Your website is the equivalent of a Starbucks branch; it’s the environment that your business is offering. Put thought and effort into constructing your website. Good websites don’t necessarily cost megabucks (though quality doesn’t come cheap), but the details are important. When you visit Starbucks, every aspect of the experience – from the colour of the paint and chairs, right down to the music played in the store – has been carefully selected. If you have a webshop, curate your goods carefully and ensure that each product you offer projects exactly the image you have in mind. If you sell a service, put extra care into composing your text. Make your site a place that customers want to come to. Make it a wonderfully familiar hangout, where they truly enjoy spending time.
Starbucks sees its customers
While you may have been to a Starbucks where the server was having an off-day, I’m sure it’s fairly rare. I’ve chatted with Starbucks employees in branches from Los Angeles to Madrid (to Amsterdam’s Oud-Zuid), and the one thing they all had in common was that they really spoke to me. To me as an individual. They acknowledged my existence. They saw me.
When giving customer service online you’re not in a position to comment on a customer’s brooch or make a remark about the weather. But there are still plenty of cues you can take from the email which will up the personal factor. Most obviously, the customer’s location. If you know anything about it, you can add a mention. I get this one a lot: “Oh, I love Amsterdam! I had a lovely holiday there last year.” As in real life, the trick is to do this without sounding fake. If you genuinely care about your clients, this interest will show through in your writing. When skilfully blended with macros, chatty personal comments will help you avoid macro overuse syndrome.
Starbucks changes face every season
Starbucks has become famous for its Pumpkin Spice Latte, a seasonal product available for only three months of the year. Tumblr and Instagram are full of photos and jokes about the popular drink, and vegans have even been campaigning for a vegan-friendly version. In December, Starbucks cafes are decorated for the holidays, and of course there are different types of coffee and snacks on offer at different times of year.

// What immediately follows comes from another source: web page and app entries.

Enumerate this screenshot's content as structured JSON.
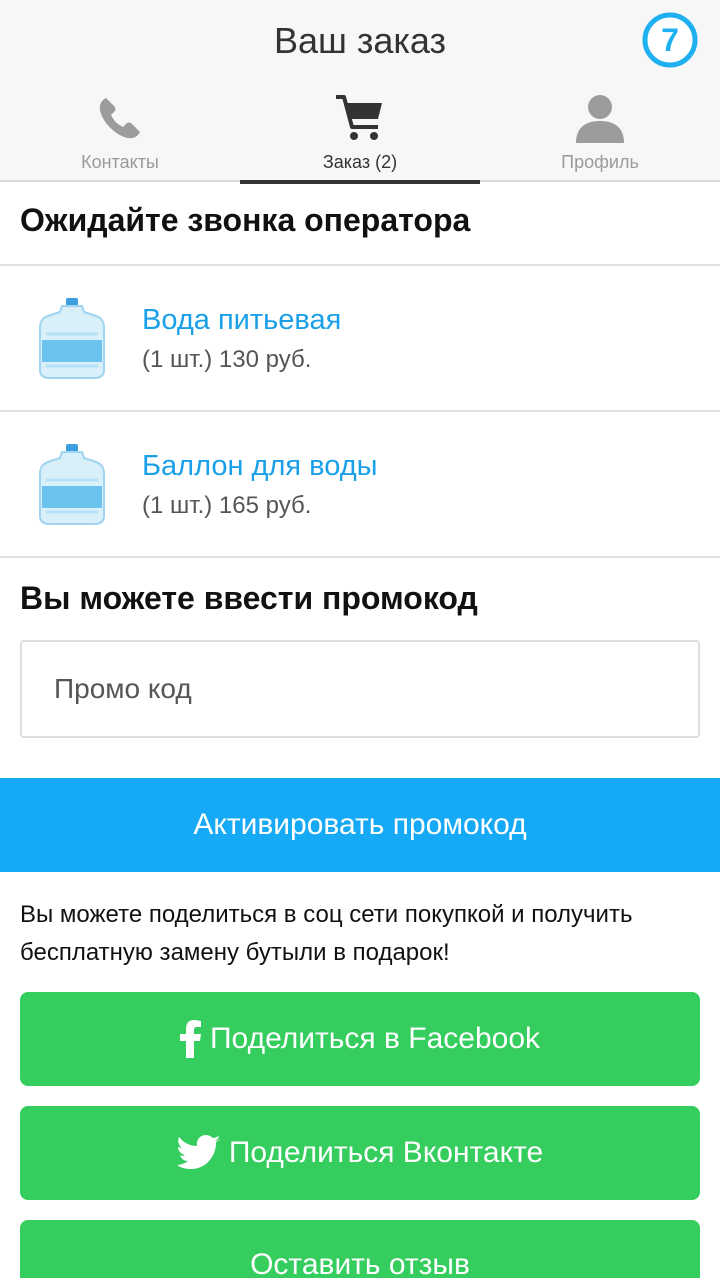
{
  "header": {
    "title": "Ваш заказ",
    "badge_number": "7",
    "tabs": [
      {
        "label": "Контакты",
        "icon": "phone-icon"
      },
      {
        "label": "Заказ (2)",
        "icon": "cart-icon",
        "active": true
      },
      {
        "label": "Профиль",
        "icon": "person-icon"
      }
    ]
  },
  "order": {
    "status": "Ожидайте звонка оператора",
    "items": [
      {
        "name": "Вода питьевая",
        "qty": "(1 шт.) 130 руб.",
        "icon": "water-bottle-icon"
      },
      {
        "name": "Баллон для воды",
        "qty": "(1 шт.) 165 руб.",
        "icon": "water-bottle-icon"
      }
    ]
  },
  "promo": {
    "title": "Вы можете ввести промокод",
    "placeholder": "Промо код",
    "activate_label": "Активировать промокод"
  },
  "share": {
    "text": "Вы можете поделиться в соц сети покупкой и получить бесплатную замену бутыли в подарок!",
    "facebook_label": "Поделиться в Facebook",
    "vk_label": "Поделиться Вконтакте",
    "review_label": "Оставить отзыв"
  },
  "colors": {
    "accent_blue": "#16a9f5",
    "link_blue": "#1aa0e8",
    "green": "#34cd5e"
  }
}
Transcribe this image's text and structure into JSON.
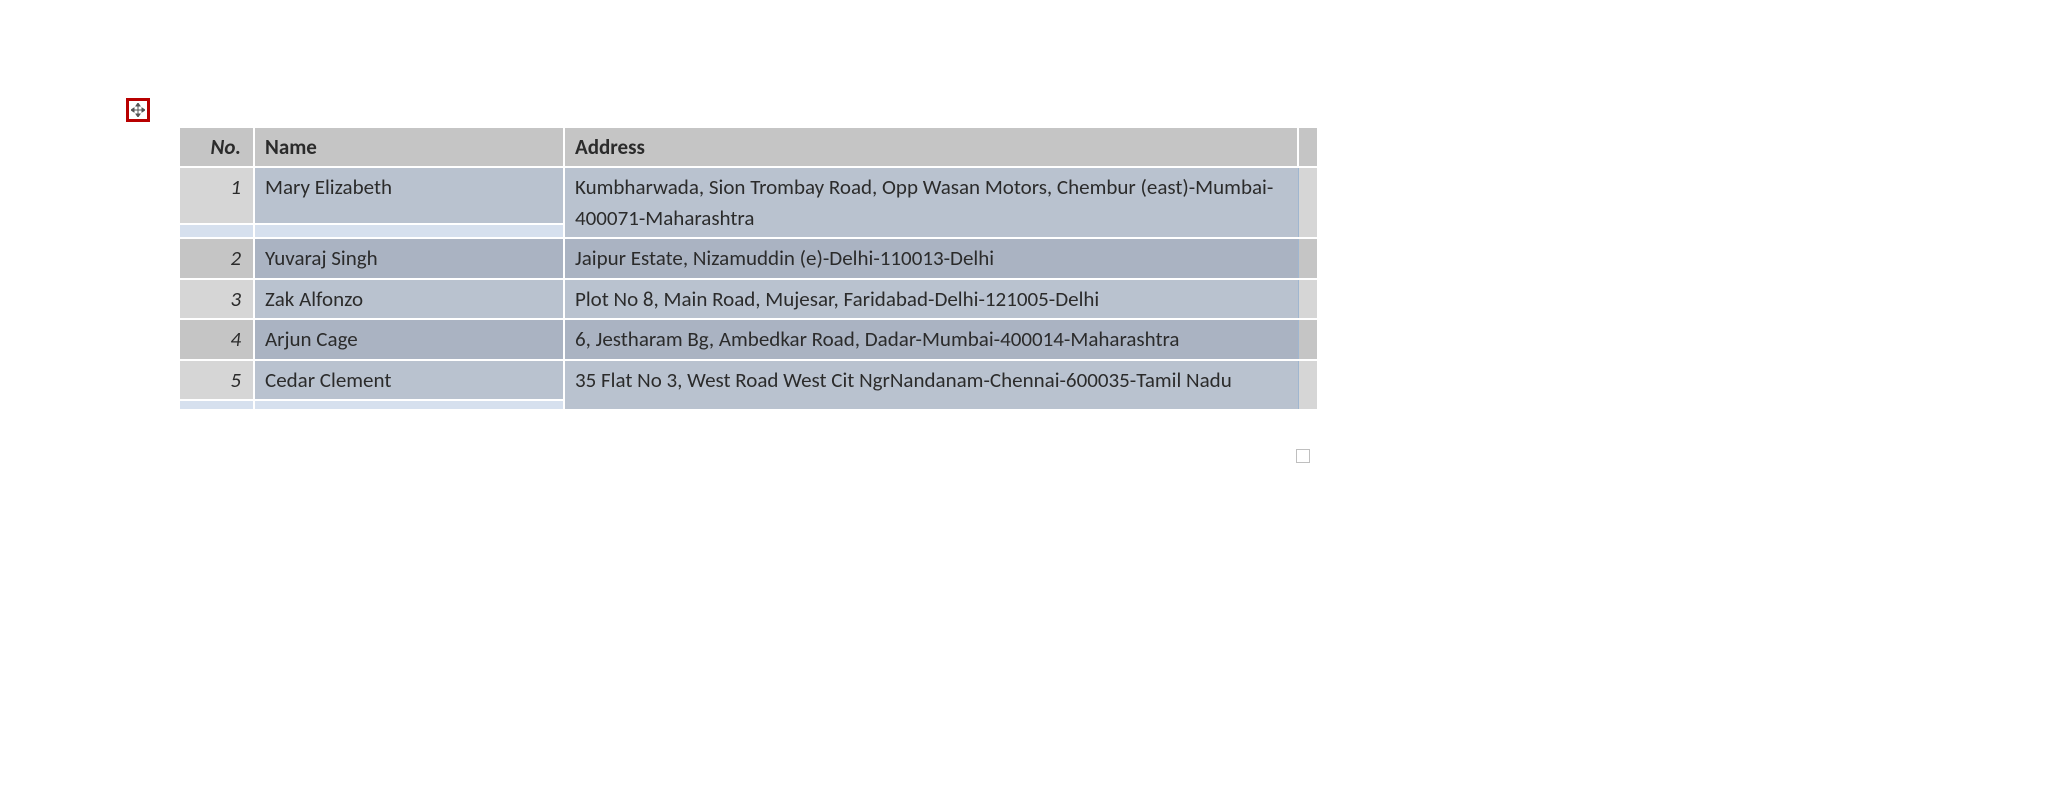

Selling seasonal products is fraught with dangers for retailers, who have to be careful not to end up with unwanted stock. But if you can come up with a concept which your customers will associate with your business, you’ll avoid that trap. A few bits of clip art added to your website won’t cut it. Try extra seasonal offers, or wrapping paper or boxes which vary according to the time of year if you sell tangible items. Get your team together and start brainstorming for extra-special seasonal ideas which will be unique to your business.
Starbucks loves its employees
Coming in at number 73 on Fortune’s 2012 list of best companies to work for, Starbucks is famous for offering health care to its part-time employees in the US, a country in which affordable health insurance is not always easy to come by. I’m sure there are considerable down sides to working there (as with any job), but Michael Gates Gill didn’t call his 2007 memoir How Starbucks Saved My Life for nothing.
Depending on your location, health care benefits might be either unnecessary or economically unfeasible, but the point behind them remains: employees who feel valued give better customer service. By offering appropriate perks to your customer service staff – whether they be a company iPhone 5 for working remotely, or cupcakes in the office every Friday afternoon – you’ll ensure that the good vibes are passed along to your customers.